Bio · Science

Bacteria use chat to play the “Prisoner’s Dilemma” game in deciding their fate

Lessons from stressed-out bacteria could help researchers develop cancer therapies. Credit: Eshel Ben-Jacob, Tel Aviv University

SAN DIEGO, March 27, 2012 — When faced with life-or-death situations, bacteria — and maybe even human cells — use an extremely sophisticated version of “game theory” to consider their options and decide upon the best course of action, scientists reported here today. In a presentation at the 243rd National Meeting & Exposition of the American Chemical Society (ACS), the world’s largest scientific society, they said microbes “play” a version of the classic “Prisoner’s Dilemma” game.

José Onuchic, Ph.D., who headed the research team, said these and other new insights into the “chat” sessions that bacteria use to communicate among themselves — information about cell stress, the colony density (quorum-sensing peptides) and the stress status and inclinations of neighboring cells (peptide pheromones) — could have far-reaching medical applications.
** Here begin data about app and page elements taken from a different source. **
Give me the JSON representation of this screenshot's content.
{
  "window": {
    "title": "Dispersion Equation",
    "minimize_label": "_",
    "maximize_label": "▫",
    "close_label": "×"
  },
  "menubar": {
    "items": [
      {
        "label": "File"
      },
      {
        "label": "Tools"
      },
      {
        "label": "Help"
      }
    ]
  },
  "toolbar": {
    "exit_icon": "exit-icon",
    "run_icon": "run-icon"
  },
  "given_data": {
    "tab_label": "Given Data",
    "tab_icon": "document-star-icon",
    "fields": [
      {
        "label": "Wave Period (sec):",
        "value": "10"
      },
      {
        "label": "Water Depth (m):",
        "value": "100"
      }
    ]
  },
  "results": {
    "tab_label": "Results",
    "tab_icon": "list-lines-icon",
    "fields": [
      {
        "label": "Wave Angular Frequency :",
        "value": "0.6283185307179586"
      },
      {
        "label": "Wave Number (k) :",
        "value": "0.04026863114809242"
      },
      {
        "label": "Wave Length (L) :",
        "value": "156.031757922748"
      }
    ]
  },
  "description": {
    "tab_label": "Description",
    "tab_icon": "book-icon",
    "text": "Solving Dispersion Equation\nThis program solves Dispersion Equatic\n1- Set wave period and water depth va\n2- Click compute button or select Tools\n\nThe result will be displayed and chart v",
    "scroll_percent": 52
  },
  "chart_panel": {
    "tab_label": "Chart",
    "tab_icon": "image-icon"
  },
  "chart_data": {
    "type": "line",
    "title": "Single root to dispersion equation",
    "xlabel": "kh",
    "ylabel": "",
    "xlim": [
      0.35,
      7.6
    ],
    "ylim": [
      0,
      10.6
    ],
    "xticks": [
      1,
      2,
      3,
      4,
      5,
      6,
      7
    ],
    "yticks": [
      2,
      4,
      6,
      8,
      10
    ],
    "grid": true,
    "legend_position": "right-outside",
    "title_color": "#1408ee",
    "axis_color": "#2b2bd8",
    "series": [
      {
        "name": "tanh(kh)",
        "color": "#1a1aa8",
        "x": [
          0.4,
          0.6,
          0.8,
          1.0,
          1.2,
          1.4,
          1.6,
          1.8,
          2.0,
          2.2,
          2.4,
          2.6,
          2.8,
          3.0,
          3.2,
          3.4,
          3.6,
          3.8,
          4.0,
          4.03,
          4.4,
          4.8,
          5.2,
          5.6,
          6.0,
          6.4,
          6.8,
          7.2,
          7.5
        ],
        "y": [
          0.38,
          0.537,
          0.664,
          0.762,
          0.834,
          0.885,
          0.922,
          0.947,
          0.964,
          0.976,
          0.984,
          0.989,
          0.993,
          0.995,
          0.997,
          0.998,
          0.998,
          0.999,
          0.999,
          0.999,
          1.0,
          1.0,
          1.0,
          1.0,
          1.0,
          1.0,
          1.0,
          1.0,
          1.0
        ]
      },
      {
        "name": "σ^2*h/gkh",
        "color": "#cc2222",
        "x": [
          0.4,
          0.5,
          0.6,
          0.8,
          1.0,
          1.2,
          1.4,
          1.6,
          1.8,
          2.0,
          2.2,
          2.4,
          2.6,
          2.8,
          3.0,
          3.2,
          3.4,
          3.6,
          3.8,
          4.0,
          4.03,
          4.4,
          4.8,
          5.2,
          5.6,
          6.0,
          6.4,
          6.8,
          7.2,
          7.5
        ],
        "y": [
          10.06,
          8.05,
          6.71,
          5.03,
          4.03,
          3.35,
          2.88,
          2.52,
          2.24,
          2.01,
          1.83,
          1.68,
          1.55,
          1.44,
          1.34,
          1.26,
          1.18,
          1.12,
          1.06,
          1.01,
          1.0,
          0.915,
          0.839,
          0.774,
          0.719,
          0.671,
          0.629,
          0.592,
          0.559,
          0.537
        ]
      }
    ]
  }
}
“Using this form of cell-to-cell communication, colonies of billions or trillions of bacteria can literally reach a consensus on actions that impact people,” Onuchic explained. “Bacteria that previously existed harmlessly on the on the skin, for instance, may exchange chemical signals and reach a consensus that their numbers are large enough to start an infection. Likewise, bacteria may decide to band together into communities called biofilms that make numerous chronic diseases difficult to treat — urinary tract infections, for instance, cystic fibrosis and endocarditis.”

Excerpt from a press release at ACS. Continue HERE

Bio · Science

New type of extra-chromosomal DNA discovered

A team of scientists from the University of Virginia and University of North Carolina in the US have discovered a previously unidentified type of small circular DNA molecule occurring outside the chromosomes in mouse and human cells. The circular DNA is 200-400 base pairs in length and consists of non-repeating sequences. The new type of extra-chromosomal circular DNA (eccDNA) has been dubbed microDNA. Unlike other forms of eccDNA, in microDNA the sequences of base pairs are non-repetitive and are usually found associated with particular genes. This suggests they may be produced by micro-deletions of small sections of the chromosomal DNA.

This result suggests that the DNA found in tissue cells may exhibit more variation than previously thought, and the implication of this is that sequencing of the DNA in blood cells (which are the cells usually used for sequencing) may give misleading results if micro-deletions have occurred in the DNA of other tissues but not in blood cells. Examples in which this might be important are in genetic sequencing for autism or schizophrenia, which could be caused by incorrect functioning of certain genes in brain tissue. Many cancers are also caused by incorrect functioning of genes; in this case tumor suppressor genes, and sequencing of blood cell DNA could also give misleading results.

Excerpts from an article via PhysOrg